FORECASTING THE FUTURE. We can now try to decide if we are now in an interglacial stage, with other glacials to follow, or if the world has finally emerged from the Cenozoic Ice Age. According to the Milankovitch theory, fluctuations of radiation of the type shown in Fig. 16-18 must continue and therefore future glacial stages will continue. According to the theory just described, as long as the North and South Poles retain their present thermally isolated locations, the polar latitudes will be frigid; and as the Arctic Ocean keeps oscillating between ice-free and ice-covered states, glacial-interglacial climates will continue.
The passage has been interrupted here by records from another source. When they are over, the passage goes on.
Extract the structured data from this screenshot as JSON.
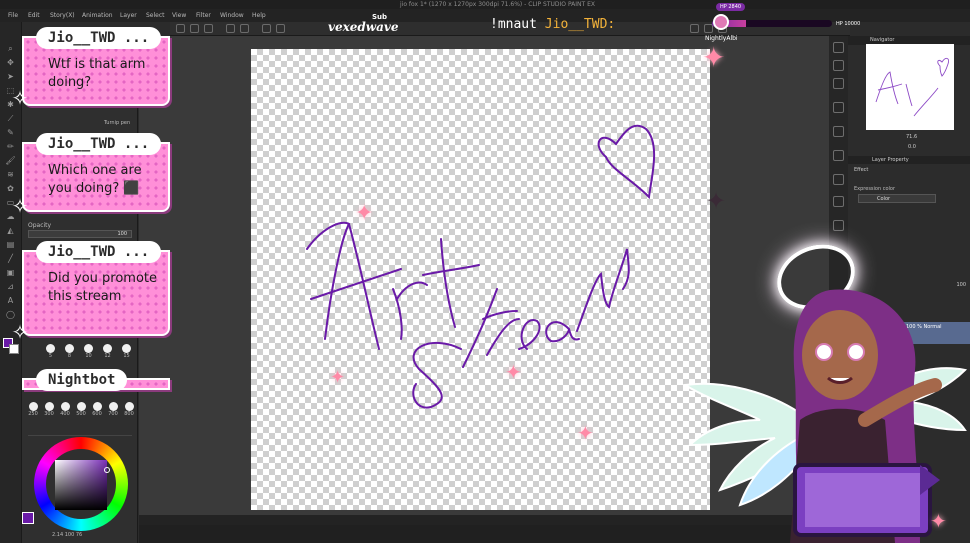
{
  "app": {
    "window_title": "jio fox 1* (1270 x 1270px 300dpi 71.6%) - CLIP STUDIO PAINT EX",
    "menu": [
      "File",
      "Edit",
      "Story(X)",
      "Animation",
      "Layer",
      "Select",
      "View",
      "Filter",
      "Window",
      "Help"
    ]
  },
  "stream": {
    "sub_label": "Sub",
    "sub_name": "vexedwave",
    "current_prefix": "!mnaut",
    "current_user": "Jio__TWD:",
    "hp_left": "HP 2840",
    "hp_right": "HP 10000",
    "hp_fraction": 0.28,
    "viewer_name": "NightlyAlbi"
  },
  "chat": [
    {
      "user": "Jio__TWD ...",
      "message": "Wtf is that arm doing?"
    },
    {
      "user": "Jio__TWD ...",
      "message": "Which one are you doing? ⬛"
    },
    {
      "user": "Jio__TWD ...",
      "message": "Did you promote this stream"
    },
    {
      "user": "Nightbot",
      "message": ""
    }
  ],
  "tool_panel": {
    "tool_name": "Turnip pen",
    "opacity_label": "Opacity",
    "opacity_value": "100",
    "brush_sizes_row1": [
      "5",
      "8",
      "10",
      "12",
      "15"
    ],
    "brush_sizes_row2": [
      "250",
      "300",
      "400",
      "500",
      "600",
      "700",
      "800"
    ],
    "color_readout": "2.14 100 76"
  },
  "canvas": {
    "art_line1": "Art",
    "art_line2": "Stream"
  },
  "right_panel": {
    "navigator_tab": "Navigator",
    "zoom": "71.6",
    "rotation": "0.0",
    "layer_property_tab": "Layer Property",
    "effect_label": "Effect",
    "expression_color_label": "Expression color",
    "expression_color_value": "Color",
    "layer_blend": "100 % Normal",
    "layer_opacity": "100"
  },
  "colors": {
    "chat_bg": "#ff8fd8",
    "ink": "#6a1aa8",
    "accent_gold": "#f3b23a"
  }
}
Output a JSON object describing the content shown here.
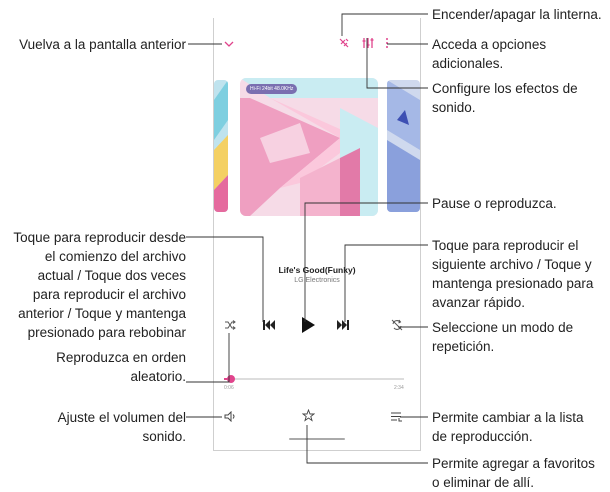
{
  "player": {
    "badge": "Hi-Fi  24bit 48.0KHz",
    "song_title": "Life's Good(Funky)",
    "artist": "LG Electronics",
    "time_elapsed": "0:06",
    "time_total": "2:34",
    "progress": 0.038
  },
  "icons": [
    "chevron-down-icon",
    "flashlight-icon",
    "equalizer-icon",
    "more-vertical-icon",
    "shuffle-icon",
    "previous-icon",
    "play-icon",
    "next-icon",
    "repeat-icon",
    "volume-icon",
    "favorite-star-icon",
    "playlist-icon"
  ],
  "colors": {
    "accent": "#e0448c",
    "line": "#333333"
  },
  "callouts": {
    "back": "Vuelva a la pantalla anterior",
    "flashlight": "Encender/apagar la linterna.",
    "options_1": "Acceda a opciones",
    "options_2": "adicionales.",
    "sound_1": "Configure los efectos de",
    "sound_2": "sonido.",
    "pause": "Pause o reproduzca.",
    "prev_1": "Toque para reproducir desde",
    "prev_2": "el comienzo del archivo",
    "prev_3": "actual / Toque dos veces",
    "prev_4": "para reproducir el archivo",
    "prev_5": "anterior / Toque y mantenga",
    "prev_6": "presionado para rebobinar",
    "next_1": "Toque para reproducir el",
    "next_2": "siguiente archivo / Toque y",
    "next_3": "mantenga presionado para",
    "next_4": "avanzar rápido.",
    "repeat_1": "Seleccione un modo de",
    "repeat_2": "repetición.",
    "shuffle_1": "Reproduzca en orden",
    "shuffle_2": "aleatorio.",
    "volume_1": "Ajuste el volumen del",
    "volume_2": "sonido.",
    "playlist_1": "Permite cambiar a la lista",
    "playlist_2": "de reproducción.",
    "favorite_1": "Permite agregar a favoritos",
    "favorite_2": "o eliminar de allí."
  }
}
Finally, regardless of which theory one subscribes to, as long as we see no fundamental change in the late Cenozoic climate trend, and the presence of ice on Greenland and Antarctica indicates that no change has occurred, we can expect that the fluctuations of the past million years will continue.
Donn, William L. Meteorology. 4th Edition. McGraw-Hill 1975. pp 463-464
This looks a lot like “no fundamental change in the late Cenozoic climate trend, and the presence of ice on Greenland and Antarctica indicates that no change has occurred, we can expect that the fluctuations of the past million years will continue.”:
Retreating Glaciers = Good
Advancing Glaciers = Bad
What’s that? That’s not what the researchers at the University of Hawaii were predicting? They were just blaming everything on climate change and claiming it will all get worse?
The disasters they looked at included drought, warmer temperatures, floods, heavy rain and blizzards, heat waves, fires, sea level rise, storms, changes in the natural land cover and changes in ocean chemistry. “We found 27 attributes of human health impacted by climate hazards, of which death, disease and mental health were the most commonly observed,” Mora’s team wrote in their report, published in the journal Nature Climate Change.
People can die from heat stress, drown during hurricanes, starve during droughts and suffocate in fires. Disease patterns can change as the insects that carry disease proliferate and spread yellow fever, malaria and dengue. The destruction of forests spreads disease, also, the team said.
Like none of that happened before Al Gore and Jimbo Hansen invented Gorebal Warming in 1988?
Climate change over the past 150 years is buried well-within the Pleistocene noise level…
Charles covered the University of Hawaii “research” in this post.